Over the past 15 years, there has been a surge in international development financing from the private sector, eclipsing official development assistance from donor governments, said Patrick Fine, CEO of Durham-based human development organization FHI 360. As a result, the private sector is increasingly viewed as a “panacea” for poverty and economic stagnation.
“Official development assistance has remained pretty stable for 22 years,” Fine said. “But there’s been massive growth in non-public sector funding, so that paints a pretty compelling picture.”
Unfortunately, the picture is also misleading, he added. The problem is that private sector investment goes mainly to countries with the best growth prospects and most attractive policy and institutional environments, including China, India and Indonesia, he said.
“But if you look at the least developed countries, you see a completely different picture,” Fine said. “Official development assistance continues to make up half or more of the financing available for these countries.”
Private sector no cure-all for developing world
Fine discussed the myths surrounding private sector development financing on Friday, Feb. 6, during the latest talk in the Rethinking Development Policy series. The series is sponsored by the Duke Center for International Development (DCID) at the Sanford School of Public Policy.

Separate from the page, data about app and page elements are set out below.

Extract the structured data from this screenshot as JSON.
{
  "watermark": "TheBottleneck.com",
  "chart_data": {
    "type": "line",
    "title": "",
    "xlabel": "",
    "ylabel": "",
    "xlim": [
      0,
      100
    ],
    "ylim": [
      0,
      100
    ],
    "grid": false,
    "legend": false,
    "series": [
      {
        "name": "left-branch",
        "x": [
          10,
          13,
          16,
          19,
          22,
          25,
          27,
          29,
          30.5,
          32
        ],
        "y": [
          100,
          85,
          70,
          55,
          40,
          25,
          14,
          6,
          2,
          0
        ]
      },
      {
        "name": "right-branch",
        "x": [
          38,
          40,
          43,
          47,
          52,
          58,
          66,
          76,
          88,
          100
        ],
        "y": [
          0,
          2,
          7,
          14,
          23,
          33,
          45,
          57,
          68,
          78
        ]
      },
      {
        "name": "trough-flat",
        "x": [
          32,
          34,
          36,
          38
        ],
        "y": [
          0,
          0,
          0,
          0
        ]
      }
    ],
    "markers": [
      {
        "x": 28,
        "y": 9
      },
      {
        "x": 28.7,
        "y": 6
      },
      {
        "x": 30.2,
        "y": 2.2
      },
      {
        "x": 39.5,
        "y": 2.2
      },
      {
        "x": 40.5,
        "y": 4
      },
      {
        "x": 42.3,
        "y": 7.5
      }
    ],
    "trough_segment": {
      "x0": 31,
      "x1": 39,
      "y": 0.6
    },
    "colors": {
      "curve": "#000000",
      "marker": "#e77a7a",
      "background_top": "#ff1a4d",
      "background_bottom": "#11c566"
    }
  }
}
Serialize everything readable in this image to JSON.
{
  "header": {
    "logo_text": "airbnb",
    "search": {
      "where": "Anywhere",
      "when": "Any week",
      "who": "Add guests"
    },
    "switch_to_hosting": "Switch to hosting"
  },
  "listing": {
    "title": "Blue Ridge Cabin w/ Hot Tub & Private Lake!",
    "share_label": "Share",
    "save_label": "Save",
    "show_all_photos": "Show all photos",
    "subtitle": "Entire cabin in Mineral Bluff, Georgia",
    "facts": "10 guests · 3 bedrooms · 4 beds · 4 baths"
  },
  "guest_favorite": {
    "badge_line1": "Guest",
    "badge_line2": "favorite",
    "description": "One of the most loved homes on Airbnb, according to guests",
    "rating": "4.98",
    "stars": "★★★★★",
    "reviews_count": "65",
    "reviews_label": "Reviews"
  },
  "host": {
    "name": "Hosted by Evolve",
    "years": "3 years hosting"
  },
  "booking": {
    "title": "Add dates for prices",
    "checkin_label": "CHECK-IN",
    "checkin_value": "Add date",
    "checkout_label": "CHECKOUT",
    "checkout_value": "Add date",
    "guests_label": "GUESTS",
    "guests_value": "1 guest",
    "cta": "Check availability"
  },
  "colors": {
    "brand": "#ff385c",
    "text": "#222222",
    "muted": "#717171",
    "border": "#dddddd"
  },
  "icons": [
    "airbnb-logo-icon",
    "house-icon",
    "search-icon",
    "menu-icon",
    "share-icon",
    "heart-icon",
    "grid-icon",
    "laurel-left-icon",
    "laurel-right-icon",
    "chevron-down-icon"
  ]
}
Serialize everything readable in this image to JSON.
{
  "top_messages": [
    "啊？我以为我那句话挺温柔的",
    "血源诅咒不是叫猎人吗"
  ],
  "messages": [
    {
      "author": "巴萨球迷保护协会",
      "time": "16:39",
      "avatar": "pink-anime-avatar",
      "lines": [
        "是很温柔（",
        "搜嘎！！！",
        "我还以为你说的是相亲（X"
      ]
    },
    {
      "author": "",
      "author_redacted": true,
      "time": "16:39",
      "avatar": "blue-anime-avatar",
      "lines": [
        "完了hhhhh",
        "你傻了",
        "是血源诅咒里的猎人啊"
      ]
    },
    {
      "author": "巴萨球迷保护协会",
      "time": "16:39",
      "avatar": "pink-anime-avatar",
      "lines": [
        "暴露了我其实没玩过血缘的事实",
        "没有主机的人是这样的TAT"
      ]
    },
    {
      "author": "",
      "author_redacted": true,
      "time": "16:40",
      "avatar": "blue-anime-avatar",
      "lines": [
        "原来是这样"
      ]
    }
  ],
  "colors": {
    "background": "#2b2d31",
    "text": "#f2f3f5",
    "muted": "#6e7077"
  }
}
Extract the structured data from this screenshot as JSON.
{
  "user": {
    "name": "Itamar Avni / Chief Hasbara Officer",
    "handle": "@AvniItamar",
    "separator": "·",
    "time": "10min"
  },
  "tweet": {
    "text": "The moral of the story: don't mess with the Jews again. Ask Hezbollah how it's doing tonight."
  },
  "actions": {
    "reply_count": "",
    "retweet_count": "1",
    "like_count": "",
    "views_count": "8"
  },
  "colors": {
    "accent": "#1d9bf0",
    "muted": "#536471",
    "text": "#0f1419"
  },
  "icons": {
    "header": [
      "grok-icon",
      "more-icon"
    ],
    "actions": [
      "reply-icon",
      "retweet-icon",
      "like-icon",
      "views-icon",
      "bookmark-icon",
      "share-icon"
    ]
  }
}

Part of the problem is that countries need to meet certain criteria before private companies are willing to invest in them. In addition, since private sector financing goes primarily toward infrastructure, it does not address developing countries’ most pressing needs, such as health and education.
“The private sector invests in communities not for corporate social responsibility, but because it advances their business interests,” Fine said.
While this is a valid model that can lead to positive change, “it’s not going to address the institutions that underlie rule of law, healthy, nourished populations, and education, which are the keys to productivity,” he said. “Until you have those institutional foundations, you don’t have the environment for the private sector to come in and be that engine of growth.”
Less poverty – or more inequality?
The role of private sector financing in international development also leads to a deceptively rosy picture about poverty alleviation worldwide.
“[The figures] are skewed by the fact that some of these growth economies are the most populous countries in the world,” Fine said, citing China, India and South Africa as examples. “This disguises what’s happening in non-growth economies and gives us a false sense of optimism and of progress.”
The developed world has also set high global standards for health care, education and public administration, Fine said, forcing all countries to compete in the same global marketplace. It is “intellectually dishonest” to expect least developed countries to meet these modern standards with meager resources, he said.
“The international community really needs to come to grips with the true cost of financing modern institutions,” he said.
Fine added that he hopes the upcoming conference in Addis Ababa, Ethiopia, which is the third in a series of international conferences on the topic of development financing, will recognize the limitations of private financial flows and the continued need for other sources of financing.
“In my experience, this issue is left out and not really dealt with … because there are no simple solutions,” he said.